__What is being asked__: Go through the listing beneath and show each line containing the string "title".
Segment Start: Information shown
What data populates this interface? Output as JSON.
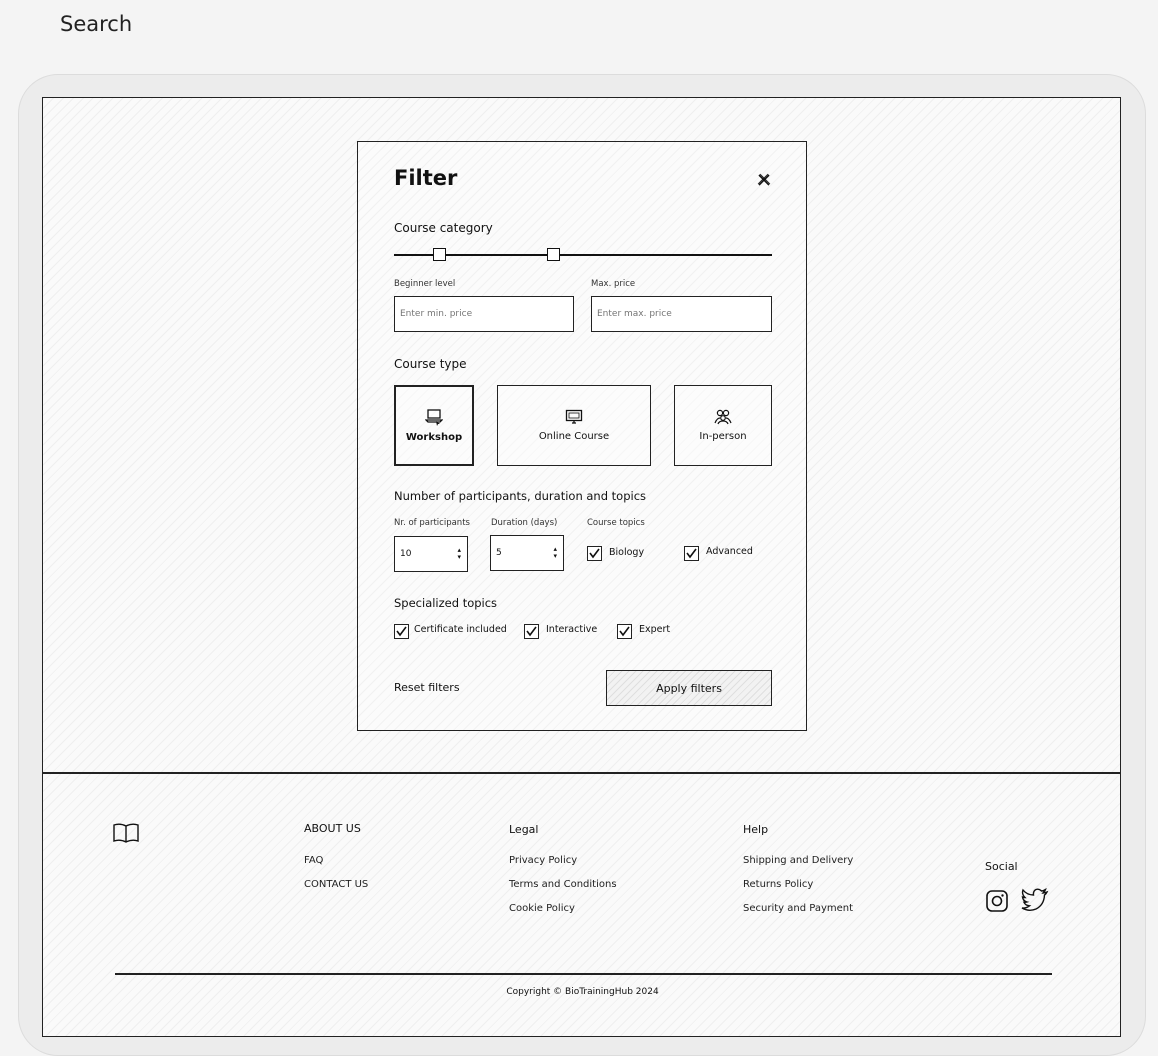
{
  "page": {
    "title": "Search"
  },
  "filter": {
    "title": "Filter",
    "course_category_label": "Course category",
    "slider": {
      "min_fraction": 0.12,
      "max_fraction": 0.42
    },
    "min_price_label": "Beginner level",
    "min_price_placeholder": "Enter min. price",
    "max_price_label": "Max. price",
    "max_price_placeholder": "Enter max. price",
    "course_type_label": "Course type",
    "course_types": [
      {
        "label": "Workshop",
        "icon": "laptop-cursor-icon",
        "selected": true
      },
      {
        "label": "Online Course",
        "icon": "monitor-icon",
        "selected": false
      },
      {
        "label": "In-person",
        "icon": "people-icon",
        "selected": false
      }
    ],
    "participants_section_label": "Number of participants, duration and topics",
    "participants_label": "Nr. of participants",
    "participants_value": "10",
    "duration_label": "Duration (days)",
    "duration_value": "5",
    "course_topics_label": "Course topics",
    "course_topics": [
      {
        "label": "Biology",
        "checked": true
      },
      {
        "label": "Advanced",
        "checked": true
      }
    ],
    "specialized_label": "Specialized topics",
    "specialized_topics": [
      {
        "label": "Certificate included",
        "checked": true
      },
      {
        "label": "Interactive",
        "checked": true
      },
      {
        "label": "Expert",
        "checked": true
      }
    ],
    "reset_label": "Reset filters",
    "apply_label": "Apply filters"
  },
  "footer": {
    "logo_icon": "open-book-icon",
    "about": {
      "title": "ABOUT US",
      "links": [
        "FAQ",
        "CONTACT US"
      ]
    },
    "legal": {
      "title": "Legal",
      "links": [
        "Privacy Policy",
        "Terms and Conditions",
        "Cookie Policy"
      ]
    },
    "help": {
      "title": "Help",
      "links": [
        "Shipping and Delivery",
        "Returns Policy",
        "Security and Payment"
      ]
    },
    "social": {
      "title": "Social",
      "icons": [
        "instagram-icon",
        "twitter-icon"
      ]
    },
    "copyright": "Copyright © BioTrainingHub 2024"
  }
}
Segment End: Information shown
__Answer to the problem__:
    "title": "Search"
    "title": "Filter",
      "title": "ABOUT US",
      "title": "Legal",
      "title": "Help",
      "title": "Social",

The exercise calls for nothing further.